Dragons Who Kick…Tail
Since I’ve recently sent off a novel featuring black belts and have also been teaching the occasional self defense class, I decided this month’s dragon should be one that I associate with martial arts.
I hoped to find one on my black belt uniform, but settled for a dragon tee I used a lot while training. I picked this one partly for the black background. Can you guess the important distinguisher between a black belt’s uniform and an underbelt’s uniform? Aside from the belt, of course. An underbelt has to wear white while upper belts can wear somewhat darker colors (red and blue, but not together) and black belts can wear black. The advantage of wearing black should be obvious to anyone who’s put in sparring time–they don’t show blood. Because, you know, laundering stains is for underbelts, and so is bleeding! lol
If I had the chance to get a black belt all over again, from scratch, it would probably be Brazilian Jujitso, though I’d also take one in Muay Thai and Shorin-ryu Karate. To be perfectly honest…Tae Kwon Do would not be first on my list, although the way we did it, with a good dose of judo, a large helping of karate, and a sampling of anything else with practical self defense application is nothing to sneeze at. Truth is, I’d love to get a belt in most martial arts forms, in addition to pursuing my knighthood in European Martial Arts.
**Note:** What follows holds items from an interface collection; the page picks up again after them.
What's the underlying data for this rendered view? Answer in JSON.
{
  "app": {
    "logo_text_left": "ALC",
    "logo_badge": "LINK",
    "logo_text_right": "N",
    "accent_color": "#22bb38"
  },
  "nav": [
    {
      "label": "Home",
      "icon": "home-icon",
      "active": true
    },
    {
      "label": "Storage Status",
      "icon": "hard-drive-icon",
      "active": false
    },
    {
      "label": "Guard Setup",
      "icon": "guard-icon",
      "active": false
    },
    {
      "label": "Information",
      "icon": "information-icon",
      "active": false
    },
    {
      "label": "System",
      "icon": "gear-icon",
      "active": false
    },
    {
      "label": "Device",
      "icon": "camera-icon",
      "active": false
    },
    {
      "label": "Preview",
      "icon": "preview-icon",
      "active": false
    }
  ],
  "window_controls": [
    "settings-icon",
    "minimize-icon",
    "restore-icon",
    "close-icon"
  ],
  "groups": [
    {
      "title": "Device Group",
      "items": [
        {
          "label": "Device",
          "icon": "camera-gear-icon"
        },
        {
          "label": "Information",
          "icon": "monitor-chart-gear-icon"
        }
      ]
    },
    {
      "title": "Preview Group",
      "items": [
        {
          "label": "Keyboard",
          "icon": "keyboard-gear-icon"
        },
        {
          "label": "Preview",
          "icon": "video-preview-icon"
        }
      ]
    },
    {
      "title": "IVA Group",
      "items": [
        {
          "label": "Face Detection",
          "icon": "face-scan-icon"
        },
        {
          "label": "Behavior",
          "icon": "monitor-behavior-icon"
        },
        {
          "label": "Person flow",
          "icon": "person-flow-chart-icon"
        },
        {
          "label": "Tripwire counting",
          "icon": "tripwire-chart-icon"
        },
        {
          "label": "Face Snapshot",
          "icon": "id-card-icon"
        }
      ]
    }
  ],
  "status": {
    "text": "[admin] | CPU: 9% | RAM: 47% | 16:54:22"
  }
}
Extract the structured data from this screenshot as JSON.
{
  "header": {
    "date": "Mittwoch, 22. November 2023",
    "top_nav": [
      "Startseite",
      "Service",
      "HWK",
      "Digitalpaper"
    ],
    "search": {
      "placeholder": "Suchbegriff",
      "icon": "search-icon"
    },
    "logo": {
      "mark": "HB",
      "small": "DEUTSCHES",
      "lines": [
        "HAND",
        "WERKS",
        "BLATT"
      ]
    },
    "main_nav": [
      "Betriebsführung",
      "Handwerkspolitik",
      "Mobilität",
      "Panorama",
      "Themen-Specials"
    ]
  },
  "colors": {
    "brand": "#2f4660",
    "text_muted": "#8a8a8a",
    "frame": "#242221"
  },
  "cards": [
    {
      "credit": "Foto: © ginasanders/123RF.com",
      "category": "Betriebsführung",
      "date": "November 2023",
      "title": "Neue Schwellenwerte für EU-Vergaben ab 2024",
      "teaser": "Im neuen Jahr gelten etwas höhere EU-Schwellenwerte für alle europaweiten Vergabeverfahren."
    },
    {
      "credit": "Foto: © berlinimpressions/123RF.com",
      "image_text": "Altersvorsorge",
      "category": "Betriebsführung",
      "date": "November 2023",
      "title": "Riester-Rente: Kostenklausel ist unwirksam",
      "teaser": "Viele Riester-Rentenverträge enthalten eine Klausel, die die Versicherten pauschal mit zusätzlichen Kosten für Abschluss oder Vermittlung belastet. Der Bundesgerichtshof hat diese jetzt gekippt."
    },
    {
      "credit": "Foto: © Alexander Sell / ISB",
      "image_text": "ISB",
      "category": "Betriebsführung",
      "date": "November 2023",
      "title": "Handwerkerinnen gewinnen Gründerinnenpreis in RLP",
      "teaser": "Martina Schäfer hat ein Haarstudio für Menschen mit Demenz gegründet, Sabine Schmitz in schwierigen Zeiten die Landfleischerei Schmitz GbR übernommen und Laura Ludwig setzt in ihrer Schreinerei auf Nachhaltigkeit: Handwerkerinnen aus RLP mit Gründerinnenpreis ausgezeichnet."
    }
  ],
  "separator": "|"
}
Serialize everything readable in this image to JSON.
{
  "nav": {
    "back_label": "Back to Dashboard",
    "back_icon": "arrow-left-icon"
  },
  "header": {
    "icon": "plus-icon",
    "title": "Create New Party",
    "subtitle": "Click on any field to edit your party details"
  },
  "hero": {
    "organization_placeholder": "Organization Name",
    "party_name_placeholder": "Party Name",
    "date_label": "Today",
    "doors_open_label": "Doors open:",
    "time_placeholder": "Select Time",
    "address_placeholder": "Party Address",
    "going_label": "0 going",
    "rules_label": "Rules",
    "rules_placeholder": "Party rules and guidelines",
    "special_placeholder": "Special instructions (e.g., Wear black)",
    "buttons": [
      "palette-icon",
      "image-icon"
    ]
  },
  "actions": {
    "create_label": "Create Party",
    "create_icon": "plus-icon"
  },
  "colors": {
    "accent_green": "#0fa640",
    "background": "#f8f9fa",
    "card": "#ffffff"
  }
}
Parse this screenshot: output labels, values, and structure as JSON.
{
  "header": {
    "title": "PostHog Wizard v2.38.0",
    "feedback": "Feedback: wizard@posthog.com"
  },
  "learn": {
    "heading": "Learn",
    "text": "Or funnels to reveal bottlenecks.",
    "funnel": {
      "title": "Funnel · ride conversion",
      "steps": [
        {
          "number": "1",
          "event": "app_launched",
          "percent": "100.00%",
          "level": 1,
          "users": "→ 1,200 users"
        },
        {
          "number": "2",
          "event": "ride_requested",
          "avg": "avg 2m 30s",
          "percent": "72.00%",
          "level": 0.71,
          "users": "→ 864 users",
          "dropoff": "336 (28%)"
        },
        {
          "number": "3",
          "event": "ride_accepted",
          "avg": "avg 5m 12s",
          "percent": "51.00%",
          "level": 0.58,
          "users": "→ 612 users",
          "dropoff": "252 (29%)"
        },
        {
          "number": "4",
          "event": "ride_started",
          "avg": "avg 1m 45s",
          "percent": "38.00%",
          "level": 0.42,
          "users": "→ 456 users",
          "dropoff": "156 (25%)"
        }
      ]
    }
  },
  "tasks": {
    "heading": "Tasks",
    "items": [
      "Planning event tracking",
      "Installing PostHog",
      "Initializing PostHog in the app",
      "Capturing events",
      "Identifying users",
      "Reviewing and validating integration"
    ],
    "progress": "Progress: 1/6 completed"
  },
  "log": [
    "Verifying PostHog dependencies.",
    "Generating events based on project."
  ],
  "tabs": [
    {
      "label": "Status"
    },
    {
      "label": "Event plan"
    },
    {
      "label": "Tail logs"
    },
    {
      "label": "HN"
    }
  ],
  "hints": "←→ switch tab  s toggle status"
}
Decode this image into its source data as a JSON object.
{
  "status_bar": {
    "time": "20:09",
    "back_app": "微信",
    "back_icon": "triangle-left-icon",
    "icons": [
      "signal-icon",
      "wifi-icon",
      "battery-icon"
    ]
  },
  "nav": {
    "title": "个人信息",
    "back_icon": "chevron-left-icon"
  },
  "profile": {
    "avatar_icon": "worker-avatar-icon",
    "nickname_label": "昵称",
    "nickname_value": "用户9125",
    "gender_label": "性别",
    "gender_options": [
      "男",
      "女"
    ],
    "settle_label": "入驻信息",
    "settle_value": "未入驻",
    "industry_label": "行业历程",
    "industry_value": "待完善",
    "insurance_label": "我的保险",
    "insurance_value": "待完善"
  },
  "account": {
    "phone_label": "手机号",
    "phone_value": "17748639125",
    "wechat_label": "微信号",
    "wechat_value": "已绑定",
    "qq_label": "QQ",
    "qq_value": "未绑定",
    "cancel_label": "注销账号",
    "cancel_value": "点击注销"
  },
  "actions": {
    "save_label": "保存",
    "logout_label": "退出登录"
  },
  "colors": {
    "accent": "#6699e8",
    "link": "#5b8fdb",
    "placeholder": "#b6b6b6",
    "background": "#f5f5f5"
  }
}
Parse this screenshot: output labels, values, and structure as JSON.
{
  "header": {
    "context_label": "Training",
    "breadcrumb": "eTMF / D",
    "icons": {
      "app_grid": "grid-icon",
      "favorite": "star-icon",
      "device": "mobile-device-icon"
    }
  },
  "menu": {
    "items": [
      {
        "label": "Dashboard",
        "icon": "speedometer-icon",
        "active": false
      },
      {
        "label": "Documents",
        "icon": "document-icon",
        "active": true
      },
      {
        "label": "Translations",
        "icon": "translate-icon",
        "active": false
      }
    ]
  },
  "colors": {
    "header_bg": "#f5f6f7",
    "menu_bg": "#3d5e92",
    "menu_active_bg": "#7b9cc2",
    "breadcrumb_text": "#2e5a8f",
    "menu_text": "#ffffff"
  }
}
What can I say? I’ve never met a martial art that didn’t fascinate.
But what my dragon has come to represent for me is the virtues I try to encourage students to live in my self defense classes–specifically a handful of the virtues taught to the young people of my church. What have virtue and self defense got to do with each other? Well, if you have a sense of your own Self Worth, you don’t hang around with people who are going to turn on you, pass you off to the highest bidder, or stab you in the back. If you understand Choice and Accountability, you won’t deny the probable outcomes of those choices that might sound exciting and fun but also put you in harms way. And if you have Integrity, you are honest with yourself and others–which allows you to truthfully evaluate a person’s influence on you or the level you should trust that person, as well as your own weaknesses and fears. All of these virtues can go a long way toward keeping a young person or adult from those situations and circumstances in which self defense will be necessary. While I also teach a few breakaway moves in my classes and provide information as to dangers the women may be unaware of, I mostly advocate prevention and wise judgement. Not so interesting as flashy moves, but a lot more likely to be useful.
And I guess that’s what my dragon has come to mean to me. He’s older, and of oriental origin. He’s not looking for a fight, though he’s capable of handling one. He doesn’t need to breathe fire because he doesn’t go looking for trouble, but all anyone need do is look him in the eye and they’ll have no doubt of his majestic nature. To me, this epotimizes what true self defense should be all about, and also the core of martial arts.